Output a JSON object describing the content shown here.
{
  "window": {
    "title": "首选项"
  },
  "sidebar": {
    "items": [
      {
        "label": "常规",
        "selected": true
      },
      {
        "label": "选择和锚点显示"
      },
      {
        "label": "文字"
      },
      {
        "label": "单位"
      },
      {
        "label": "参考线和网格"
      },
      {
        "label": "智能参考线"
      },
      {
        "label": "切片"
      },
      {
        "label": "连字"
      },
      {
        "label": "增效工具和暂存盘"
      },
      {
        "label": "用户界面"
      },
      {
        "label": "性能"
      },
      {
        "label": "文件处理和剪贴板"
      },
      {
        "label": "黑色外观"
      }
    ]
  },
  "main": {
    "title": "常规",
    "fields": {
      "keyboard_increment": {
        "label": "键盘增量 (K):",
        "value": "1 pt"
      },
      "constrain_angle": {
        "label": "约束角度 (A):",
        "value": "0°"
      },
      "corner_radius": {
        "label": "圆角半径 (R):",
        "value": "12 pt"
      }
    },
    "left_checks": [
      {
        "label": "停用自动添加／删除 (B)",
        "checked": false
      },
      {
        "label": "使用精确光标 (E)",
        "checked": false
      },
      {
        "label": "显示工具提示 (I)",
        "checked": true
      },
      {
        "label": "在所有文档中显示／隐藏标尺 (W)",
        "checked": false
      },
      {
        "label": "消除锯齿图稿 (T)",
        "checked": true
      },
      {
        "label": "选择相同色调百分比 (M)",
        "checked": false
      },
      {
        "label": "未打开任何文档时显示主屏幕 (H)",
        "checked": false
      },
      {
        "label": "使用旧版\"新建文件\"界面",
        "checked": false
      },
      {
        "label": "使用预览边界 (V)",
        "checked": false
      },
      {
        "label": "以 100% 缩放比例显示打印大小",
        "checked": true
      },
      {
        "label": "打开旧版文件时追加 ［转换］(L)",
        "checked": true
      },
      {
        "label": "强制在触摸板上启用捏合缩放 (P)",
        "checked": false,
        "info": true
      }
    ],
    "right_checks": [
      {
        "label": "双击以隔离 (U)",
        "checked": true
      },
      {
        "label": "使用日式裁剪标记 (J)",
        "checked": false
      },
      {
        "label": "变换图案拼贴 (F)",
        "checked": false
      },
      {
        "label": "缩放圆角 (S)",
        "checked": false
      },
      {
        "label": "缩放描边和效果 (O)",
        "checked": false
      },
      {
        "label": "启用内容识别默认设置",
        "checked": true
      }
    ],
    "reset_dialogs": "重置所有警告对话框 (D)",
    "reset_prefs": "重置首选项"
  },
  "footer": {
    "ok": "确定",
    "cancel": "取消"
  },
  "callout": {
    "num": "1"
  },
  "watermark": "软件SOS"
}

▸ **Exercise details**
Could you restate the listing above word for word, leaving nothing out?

▸ **Task output**
Output a JSON object describing the content shown here.
{
  "window": {
    "title": "首选项"
  },
  "sidebar": {
    "items": [
      {
        "label": "常规",
        "selected": true
      },
      {
        "label": "选择和锚点显示"
      },
      {
        "label": "文字"
      },
      {
        "label": "单位"
      },
      {
        "label": "参考线和网格"
      },
      {
        "label": "智能参考线"
      },
      {
        "label": "切片"
      },
      {
        "label": "连字"
      },
      {
        "label": "增效工具和暂存盘"
      },
      {
        "label": "用户界面"
      },
      {
        "label": "性能"
      },
      {
        "label": "文件处理和剪贴板"
      },
      {
        "label": "黑色外观"
      }
    ]
  },
  "main": {
    "title": "常规",
    "fields": {
      "keyboard_increment": {
        "label": "键盘增量 (K):",
        "value": "1 pt"
      },
      "constrain_angle": {
        "label": "约束角度 (A):",
        "value": "0°"
      },
      "corner_radius": {
        "label": "圆角半径 (R):",
        "value": "12 pt"
      }
    },
    "left_checks": [
      {
        "label": "停用自动添加／删除 (B)",
        "checked": false
      },
      {
        "label": "使用精确光标 (E)",
        "checked": false
      },
      {
        "label": "显示工具提示 (I)",
        "checked": true
      },
      {
        "label": "在所有文档中显示／隐藏标尺 (W)",
        "checked": false
      },
      {
        "label": "消除锯齿图稿 (T)",
        "checked": true
      },
      {
        "label": "选择相同色调百分比 (M)",
        "checked": false
      },
      {
        "label": "未打开任何文档时显示主屏幕 (H)",
        "checked": false
      },
      {
        "label": "使用旧版\"新建文件\"界面",
        "checked": false
      },
      {
        "label": "使用预览边界 (V)",
        "checked": false
      },
      {
        "label": "以 100% 缩放比例显示打印大小",
        "checked": true
      },
      {
        "label": "打开旧版文件时追加 ［转换］(L)",
        "checked": true
      },
      {
        "label": "强制在触摸板上启用捏合缩放 (P)",
        "checked": false,
        "info": true
      }
    ],
    "right_checks": [
      {
        "label": "双击以隔离 (U)",
        "checked": true
      },
      {
        "label": "使用日式裁剪标记 (J)",
        "checked": false
      },
      {
        "label": "变换图案拼贴 (F)",
        "checked": false
      },
      {
        "label": "缩放圆角 (S)",
        "checked": false
      },
      {
        "label": "缩放描边和效果 (O)",
        "checked": false
      },
      {
        "label": "启用内容识别默认设置",
        "checked": true
      }
    ],
    "reset_dialogs": "重置所有警告对话框 (D)",
    "reset_prefs": "重置首选项"
  },
  "footer": {
    "ok": "确定",
    "cancel": "取消"
  },
  "callout": {
    "num": "1"
  },
  "watermark": "软件SOS"
}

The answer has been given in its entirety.